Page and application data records
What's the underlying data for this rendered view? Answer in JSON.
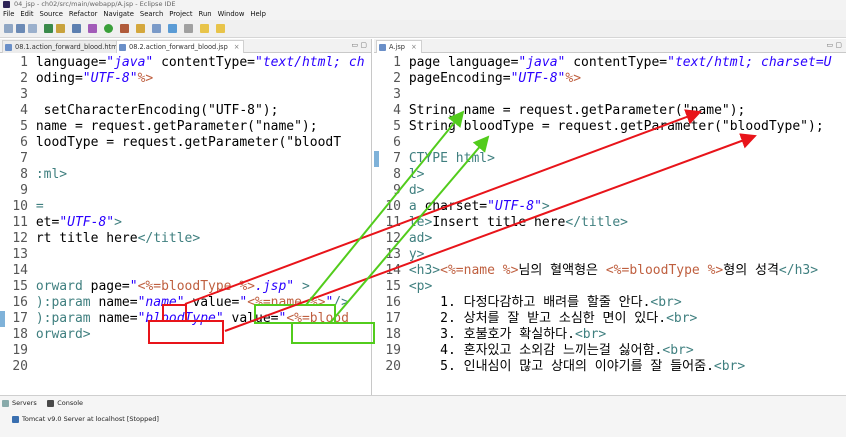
{
  "window": {
    "title": "04_jsp - ch02/src/main/webapp/A.jsp - Eclipse IDE"
  },
  "menu": [
    "File",
    "Edit",
    "Source",
    "Refactor",
    "Navigate",
    "Search",
    "Project",
    "Run",
    "Window",
    "Help"
  ],
  "left_editor": {
    "tabs": [
      {
        "label": "08.1.action_forward_blood.html",
        "active": false
      },
      {
        "label": "08.2.action_forward_blood.jsp",
        "active": true
      }
    ],
    "lines": [
      {
        "n": "1",
        "parts": [
          [
            "kw",
            "language="
          ],
          [
            "str",
            "\"java\""
          ],
          [
            "kw",
            " contentType="
          ],
          [
            "str",
            "\"text/html; ch"
          ]
        ]
      },
      {
        "n": "2",
        "parts": [
          [
            "kw",
            "oding="
          ],
          [
            "str",
            "\"UTF-8\""
          ],
          [
            "mk",
            "%>"
          ]
        ]
      },
      {
        "n": "3",
        "parts": []
      },
      {
        "n": "4",
        "parts": [
          [
            "kw",
            " setCharacterEncoding(\"UTF-8\");"
          ]
        ]
      },
      {
        "n": "5",
        "parts": [
          [
            "kw",
            "name = request.getParameter(\"name\");"
          ]
        ]
      },
      {
        "n": "6",
        "parts": [
          [
            "kw",
            "loodType = request.getParameter(\"bloodT"
          ]
        ]
      },
      {
        "n": "7",
        "parts": []
      },
      {
        "n": "8",
        "parts": [
          [
            "tag",
            ":ml>"
          ]
        ]
      },
      {
        "n": "9",
        "parts": []
      },
      {
        "n": "10",
        "parts": [
          [
            "tag",
            "="
          ]
        ]
      },
      {
        "n": "11",
        "parts": [
          [
            "kw",
            "et="
          ],
          [
            "str",
            "\"UTF-8\""
          ],
          [
            "tag",
            ">"
          ]
        ]
      },
      {
        "n": "12",
        "parts": [
          [
            "kw",
            "rt title here"
          ],
          [
            "tag",
            "</title>"
          ]
        ]
      },
      {
        "n": "13",
        "parts": []
      },
      {
        "n": "14",
        "parts": []
      },
      {
        "n": "15",
        "parts": [
          [
            "tag",
            "orward"
          ],
          [
            "kw",
            " page="
          ],
          [
            "str",
            "\""
          ],
          [
            "mk",
            "<%=bloodType %>"
          ],
          [
            "str",
            ".jsp\""
          ],
          [
            "tag",
            " >"
          ]
        ]
      },
      {
        "n": "16",
        "parts": [
          [
            "tag",
            "):param"
          ],
          [
            "kw",
            " name="
          ],
          [
            "str",
            "\"name\""
          ],
          [
            "kw",
            " value="
          ],
          [
            "str",
            "\""
          ],
          [
            "mk",
            "<%=name %>"
          ],
          [
            "str",
            "\""
          ],
          [
            "tag",
            "/>"
          ]
        ]
      },
      {
        "n": "17",
        "parts": [
          [
            "tag",
            "):param"
          ],
          [
            "kw",
            " name="
          ],
          [
            "str",
            "\"bloodType\""
          ],
          [
            "kw",
            " value="
          ],
          [
            "str",
            "\""
          ],
          [
            "mk",
            "<%=blood"
          ]
        ]
      },
      {
        "n": "18",
        "parts": [
          [
            "tag",
            "orward>"
          ]
        ]
      },
      {
        "n": "19",
        "parts": []
      },
      {
        "n": "20",
        "parts": []
      }
    ]
  },
  "right_editor": {
    "tabs": [
      {
        "label": "A.jsp",
        "active": true
      }
    ],
    "lines": [
      {
        "n": "1",
        "parts": [
          [
            "kw",
            "page language="
          ],
          [
            "str",
            "\"java\""
          ],
          [
            "kw",
            " contentType="
          ],
          [
            "str",
            "\"text/html; charset=U"
          ]
        ]
      },
      {
        "n": "2",
        "parts": [
          [
            "kw",
            "pageEncoding="
          ],
          [
            "str",
            "\"UTF-8\""
          ],
          [
            "mk",
            "%>"
          ]
        ]
      },
      {
        "n": "3",
        "parts": []
      },
      {
        "n": "4",
        "parts": [
          [
            "kw",
            "String name = request.getParameter(\"name\");"
          ]
        ]
      },
      {
        "n": "5",
        "parts": [
          [
            "kw",
            "String bloodType = request.getParameter(\"bloodType\");"
          ]
        ]
      },
      {
        "n": "6",
        "parts": []
      },
      {
        "n": "7",
        "parts": [
          [
            "tag",
            "CTYPE html>"
          ]
        ]
      },
      {
        "n": "8",
        "parts": [
          [
            "tag",
            "l>"
          ]
        ]
      },
      {
        "n": "9",
        "parts": [
          [
            "tag",
            "d>"
          ]
        ]
      },
      {
        "n": "10",
        "parts": [
          [
            "tag",
            "a"
          ],
          [
            "kw",
            " charset="
          ],
          [
            "str",
            "\"UTF-8\""
          ],
          [
            "tag",
            ">"
          ]
        ]
      },
      {
        "n": "11",
        "parts": [
          [
            "tag",
            "le>"
          ],
          [
            "kw",
            "Insert title here"
          ],
          [
            "tag",
            "</title>"
          ]
        ]
      },
      {
        "n": "12",
        "parts": [
          [
            "tag",
            "ad>"
          ]
        ]
      },
      {
        "n": "13",
        "parts": [
          [
            "tag",
            "y>"
          ]
        ]
      },
      {
        "n": "14",
        "parts": [
          [
            "tag",
            "<h3>"
          ],
          [
            "mk",
            "<%=name %>"
          ],
          [
            "kw",
            "님의 혈액형은 "
          ],
          [
            "mk",
            "<%=bloodType %>"
          ],
          [
            "kw",
            "형의 성격"
          ],
          [
            "tag",
            "</h3>"
          ]
        ]
      },
      {
        "n": "15",
        "parts": [
          [
            "tag",
            "<p>"
          ]
        ]
      },
      {
        "n": "16",
        "parts": [
          [
            "kw",
            "    1. 다정다감하고 배려를 할줄 안다."
          ],
          [
            "tag",
            "<br>"
          ]
        ]
      },
      {
        "n": "17",
        "parts": [
          [
            "kw",
            "    2. 상처를 잘 받고 소심한 면이 있다."
          ],
          [
            "tag",
            "<br>"
          ]
        ]
      },
      {
        "n": "18",
        "parts": [
          [
            "kw",
            "    3. 호불호가 확실하다."
          ],
          [
            "tag",
            "<br>"
          ]
        ]
      },
      {
        "n": "19",
        "parts": [
          [
            "kw",
            "    4. 혼자있고 소외감 느끼는걸 싫어함."
          ],
          [
            "tag",
            "<br>"
          ]
        ]
      },
      {
        "n": "20",
        "parts": [
          [
            "kw",
            "    5. 인내심이 많고 상대의 이야기를 잘 들어줌."
          ],
          [
            "tag",
            "<br>"
          ]
        ]
      }
    ]
  },
  "bottom": {
    "tabs": [
      "Servers",
      "Console"
    ],
    "server_item": "Tomcat v9.0 Server at localhost  [Stopped]"
  },
  "colors": {
    "arrow_red": "#e8141a",
    "arrow_green": "#52cc1c"
  }
}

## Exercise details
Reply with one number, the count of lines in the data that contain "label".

## Final answer
3